Who is the greatest risk to our own security? The burglars or ourselves?
On this blog we usually talk about protecting yourself against burglars but how would you feel if we said that the greatest risk was not posed by burglars but you, yourself? While we would of course never suggest that anyone deserves to get burgled, it’s certainly the case that many people enable it to happen as a result of their own behaviour.
It won’t happen to me.
Famous last words of people who don’t appreciate that a burglary happens in the UK every 40 seconds. While we don’t like to trade on fear here on the Calder Security blog, we do advocate a healthy dose of realism when it comes to home security because we have seen all too many times how complacency can create an open door for burglars – sometimes literally!
The following are common behaviours that we’ve seen that make it really easy for burglars:
Leaving doors and windows unlocked
Many people just don’t think that a burglar would be cheeky enough to try the door to see if it’s locked and that they wouldn’t attempt to come in if someone was in the house – wrong on both counts! If someone has the nerve to come into your house and steal your things, they are certainly ‘cheeky’ enough to see whether the door is locked. They can be in and out within minutes so you may not even be aware they’d been in until much later.
Keep doors locked, even when you are at home.
Leaving valuables on view
While you obviously have the right to leave your things wherever you want to in your own home, just be aware that if tempting items such as gadgets, jewellery, car keys and wallets/purses are left within easy sight from outside, it’s like a shop window to opportunist burglars. Any would-be intruder will weigh up potential reward over risk. If they can see exactly what they could get hold of before they even break in, it makes that decision much easier.

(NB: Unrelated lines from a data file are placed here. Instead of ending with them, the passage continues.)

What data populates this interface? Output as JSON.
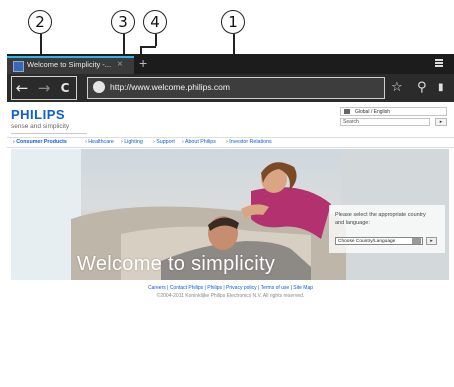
{
  "annotations": {
    "callouts": [
      "2",
      "3",
      "4",
      "1"
    ]
  },
  "browser": {
    "tab": {
      "title": "Welcome to Simplicity -...",
      "close_glyph": "×",
      "favicon": "philips-favicon"
    },
    "new_tab_glyph": "+",
    "overflow_menu": "overflow-menu-icon",
    "nav": {
      "back_glyph": "←",
      "forward_glyph": "→",
      "refresh_glyph": "C"
    },
    "url": "http://www.welcome.philips.com",
    "url_icon": "globe-icon",
    "bookmark_star_glyph": "☆",
    "search_glyph": "⚲",
    "bookmarks_glyph": "▮"
  },
  "page": {
    "logo": "PHILIPS",
    "tagline": "sense and simplicity",
    "region_selector": "Global / English",
    "search_placeholder": "Search",
    "search_go": "▸",
    "nav_items": [
      "› Consumer Products",
      "› Healthcare",
      "› Lighting",
      "› Support",
      "› About Philips",
      "› Investor Relations"
    ],
    "hero_title": "Welcome to simplicity",
    "country_prompt": "Please select the appropriate country and language:",
    "country_select_value": "Choose Country/Language",
    "country_go": "▸",
    "footer_links": "Careers  |  Contact Philips  |  Philips  |  Privacy policy  |  Terms of use  |  Site Map",
    "copyright": "©2004-2011 Koninklijke Philips Electronics N.V. All rights reserved."
  },
  "colors": {
    "brand_blue": "#0b5ed7",
    "chrome_dark": "#2b2b2b",
    "tab_accent": "#33b5e5"
  }
}
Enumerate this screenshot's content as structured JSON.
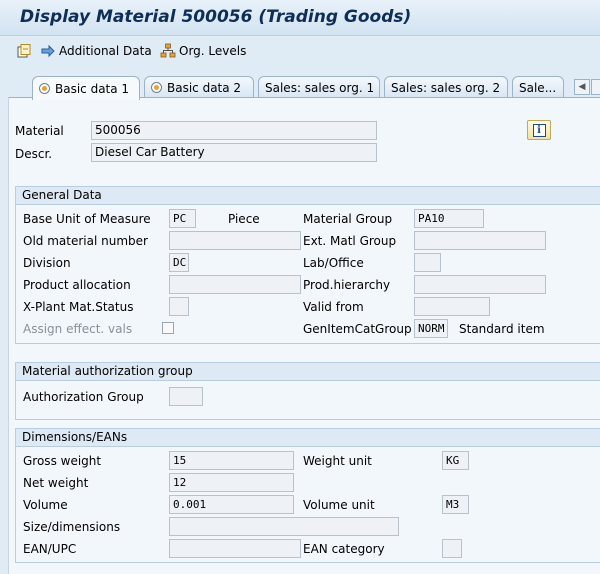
{
  "window": {
    "title": "Display Material 500056 (Trading Goods)"
  },
  "toolbar": {
    "additional_data": "Additional Data",
    "org_levels": "Org. Levels"
  },
  "tabs": [
    {
      "label": "Basic data 1",
      "active": true
    },
    {
      "label": "Basic data 2"
    },
    {
      "label": "Sales: sales org. 1"
    },
    {
      "label": "Sales: sales org. 2"
    },
    {
      "label": "Sale..."
    }
  ],
  "header": {
    "material_label": "Material",
    "material_value": "500056",
    "descr_label": "Descr.",
    "descr_value": "Diesel Car Battery"
  },
  "general": {
    "title": "General Data",
    "base_uom_label": "Base Unit of Measure",
    "base_uom_value": "PC",
    "base_uom_text": "Piece",
    "material_group_label": "Material Group",
    "material_group_value": "PA10",
    "old_material_label": "Old material number",
    "old_material_value": "",
    "ext_matl_group_label": "Ext. Matl Group",
    "ext_matl_group_value": "",
    "division_label": "Division",
    "division_value": "DC",
    "lab_office_label": "Lab/Office",
    "lab_office_value": "",
    "product_alloc_label": "Product allocation",
    "product_alloc_value": "",
    "prod_hierarchy_label": "Prod.hierarchy",
    "prod_hierarchy_value": "",
    "xplant_label": "X-Plant Mat.Status",
    "xplant_value": "",
    "valid_from_label": "Valid from",
    "valid_from_value": "",
    "assign_label": "Assign effect. vals",
    "genitem_label": "GenItemCatGroup",
    "genitem_value": "NORM",
    "genitem_text": "Standard item"
  },
  "auth": {
    "title": "Material authorization group",
    "auth_group_label": "Authorization Group",
    "auth_group_value": ""
  },
  "dims": {
    "title": "Dimensions/EANs",
    "gross_weight_label": "Gross weight",
    "gross_weight_value": "15",
    "weight_unit_label": "Weight unit",
    "weight_unit_value": "KG",
    "net_weight_label": "Net weight",
    "net_weight_value": "12",
    "volume_label": "Volume",
    "volume_value": "0.001",
    "volume_unit_label": "Volume unit",
    "volume_unit_value": "M3",
    "size_label": "Size/dimensions",
    "size_value": "",
    "ean_label": "EAN/UPC",
    "ean_value": "",
    "ean_cat_label": "EAN category",
    "ean_cat_value": ""
  }
}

Make sure valuables are out of sight.
Stashing a spare key
However prone you or the kids are to losing your key and locking yourself out, it is never a good idea to hide a spare key outside the house somewhere. Burglars will often have a good scout around to see if a key has been hidden anywhere. Also, you never know who is watching when you place or retrieve a key from your ‘hiding place’; they could easily come back later and use it themselves.
If you need to keep a spare key outside the home, then leave one with a trusted neighbour or friend. Alternatively install a key safe.
Publicising your absence
Most burglars would rather break in when there’s nobody home, especially if the house is going to be empty for a prolonged period. Telling people that you’re away on holiday on social media, leaving notes for the postman or the milkman or even just telling people in the pub or down the shops is not a smart move.
Only tell those you trust when you’re not going to be at home.
Having an alarm and not setting it
You would be surprised to know how many people have a burglar alarm installed but don’t actually bother to set it. It might be laziness, forgetfulness or a more practical problem such as having forgotten the code or the alarm being faulty. “How would the burglar know?” you might say. Well, they may watch as you go in and out to see if you stop to set or unset an alarm or listen out for the beeps. They may even just try their luck with a plan to simply run away if the alarm is triggered. If it’s not, they will usually proceed.
Wired or Wireless – which is the Best Burglar Alarm System?
Paying attention to all of these areas is relatively easy and, for the most part, cost free. Trust us when we say that one of the most upsetting parts about a break in is knowing that you could have easily prevented it. Kicking yourself after the event will not replace that favourite item of jewellery, safeguard the personal e-mails and social media accounts on a stolen laptop or wipe away the feeling of intrusion and violation that comes with a break in.
Burglars are enemy enough, don’t be complicit in their crimes against you.